Please copy the records exactly as they appear, with all pictures left out.

BEGIN SOURCE INFORMATION

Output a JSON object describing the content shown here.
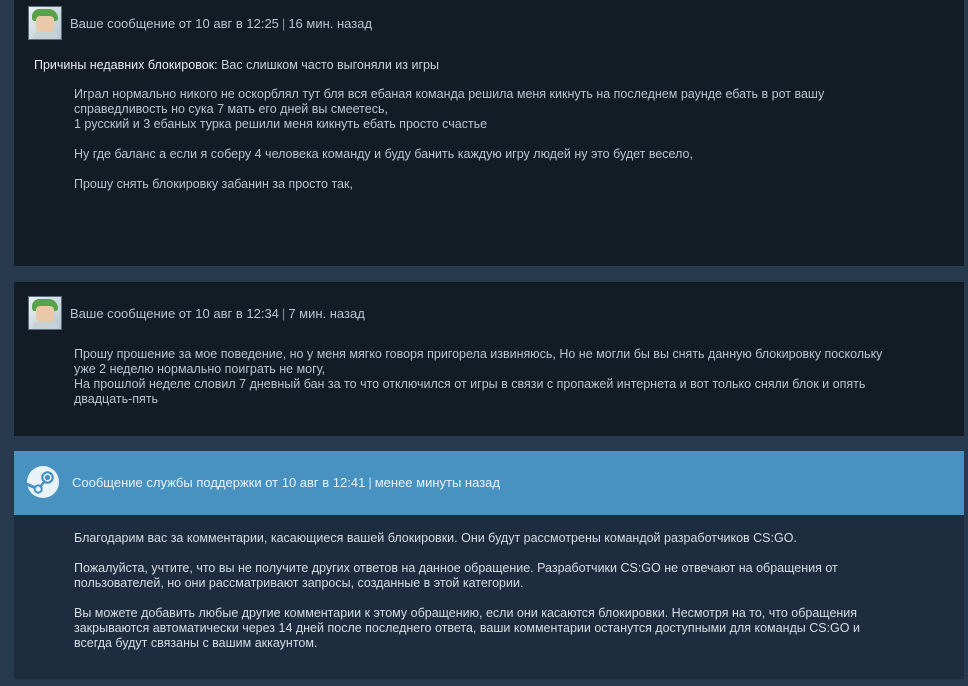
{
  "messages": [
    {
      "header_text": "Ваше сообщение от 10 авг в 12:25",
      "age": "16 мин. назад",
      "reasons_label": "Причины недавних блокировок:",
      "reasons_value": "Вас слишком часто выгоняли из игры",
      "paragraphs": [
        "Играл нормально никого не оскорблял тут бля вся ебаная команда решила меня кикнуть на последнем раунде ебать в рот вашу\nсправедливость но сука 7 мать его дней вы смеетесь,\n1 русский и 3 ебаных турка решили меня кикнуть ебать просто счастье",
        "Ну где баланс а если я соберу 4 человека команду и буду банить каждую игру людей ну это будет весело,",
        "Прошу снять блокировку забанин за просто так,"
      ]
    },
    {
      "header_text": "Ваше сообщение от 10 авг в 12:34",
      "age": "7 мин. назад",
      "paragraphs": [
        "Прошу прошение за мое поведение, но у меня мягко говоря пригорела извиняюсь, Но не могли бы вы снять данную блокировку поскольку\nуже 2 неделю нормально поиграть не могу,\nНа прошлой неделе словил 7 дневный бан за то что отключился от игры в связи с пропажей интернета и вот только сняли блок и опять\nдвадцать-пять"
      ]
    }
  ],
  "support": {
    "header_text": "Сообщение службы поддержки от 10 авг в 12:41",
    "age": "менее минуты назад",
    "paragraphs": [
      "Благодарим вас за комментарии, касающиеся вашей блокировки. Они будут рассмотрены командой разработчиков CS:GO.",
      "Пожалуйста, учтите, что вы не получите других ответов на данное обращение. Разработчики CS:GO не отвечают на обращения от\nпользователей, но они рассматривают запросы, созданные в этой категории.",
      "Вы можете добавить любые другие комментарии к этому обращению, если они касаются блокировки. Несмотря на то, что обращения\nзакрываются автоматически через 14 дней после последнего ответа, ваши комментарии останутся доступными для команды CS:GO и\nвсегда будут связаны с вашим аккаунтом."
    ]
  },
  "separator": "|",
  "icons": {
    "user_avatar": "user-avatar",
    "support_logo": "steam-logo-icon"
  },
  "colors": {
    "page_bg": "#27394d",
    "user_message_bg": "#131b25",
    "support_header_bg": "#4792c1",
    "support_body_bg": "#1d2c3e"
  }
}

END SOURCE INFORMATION

### SOLUTION FOR THIS TASK
Output a JSON object describing the content shown here.
{
  "messages": [
    {
      "header_text": "Ваше сообщение от 10 авг в 12:25",
      "age": "16 мин. назад",
      "reasons_label": "Причины недавних блокировок:",
      "reasons_value": "Вас слишком часто выгоняли из игры",
      "paragraphs": [
        "Играл нормально никого не оскорблял тут бля вся ебаная команда решила меня кикнуть на последнем раунде ебать в рот вашу\nсправедливость но сука 7 мать его дней вы смеетесь,\n1 русский и 3 ебаных турка решили меня кикнуть ебать просто счастье",
        "Ну где баланс а если я соберу 4 человека команду и буду банить каждую игру людей ну это будет весело,",
        "Прошу снять блокировку забанин за просто так,"
      ]
    },
    {
      "header_text": "Ваше сообщение от 10 авг в 12:34",
      "age": "7 мин. назад",
      "paragraphs": [
        "Прошу прошение за мое поведение, но у меня мягко говоря пригорела извиняюсь, Но не могли бы вы снять данную блокировку поскольку\nуже 2 неделю нормально поиграть не могу,\nНа прошлой неделе словил 7 дневный бан за то что отключился от игры в связи с пропажей интернета и вот только сняли блок и опять\nдвадцать-пять"
      ]
    }
  ],
  "support": {
    "header_text": "Сообщение службы поддержки от 10 авг в 12:41",
    "age": "менее минуты назад",
    "paragraphs": [
      "Благодарим вас за комментарии, касающиеся вашей блокировки. Они будут рассмотрены командой разработчиков CS:GO.",
      "Пожалуйста, учтите, что вы не получите других ответов на данное обращение. Разработчики CS:GO не отвечают на обращения от\nпользователей, но они рассматривают запросы, созданные в этой категории.",
      "Вы можете добавить любые другие комментарии к этому обращению, если они касаются блокировки. Несмотря на то, что обращения\nзакрываются автоматически через 14 дней после последнего ответа, ваши комментарии останутся доступными для команды CS:GO и\nвсегда будут связаны с вашим аккаунтом."
    ]
  },
  "separator": "|",
  "icons": {
    "user_avatar": "user-avatar",
    "support_logo": "steam-logo-icon"
  },
  "colors": {
    "page_bg": "#27394d",
    "user_message_bg": "#131b25",
    "support_header_bg": "#4792c1",
    "support_body_bg": "#1d2c3e"
  }
}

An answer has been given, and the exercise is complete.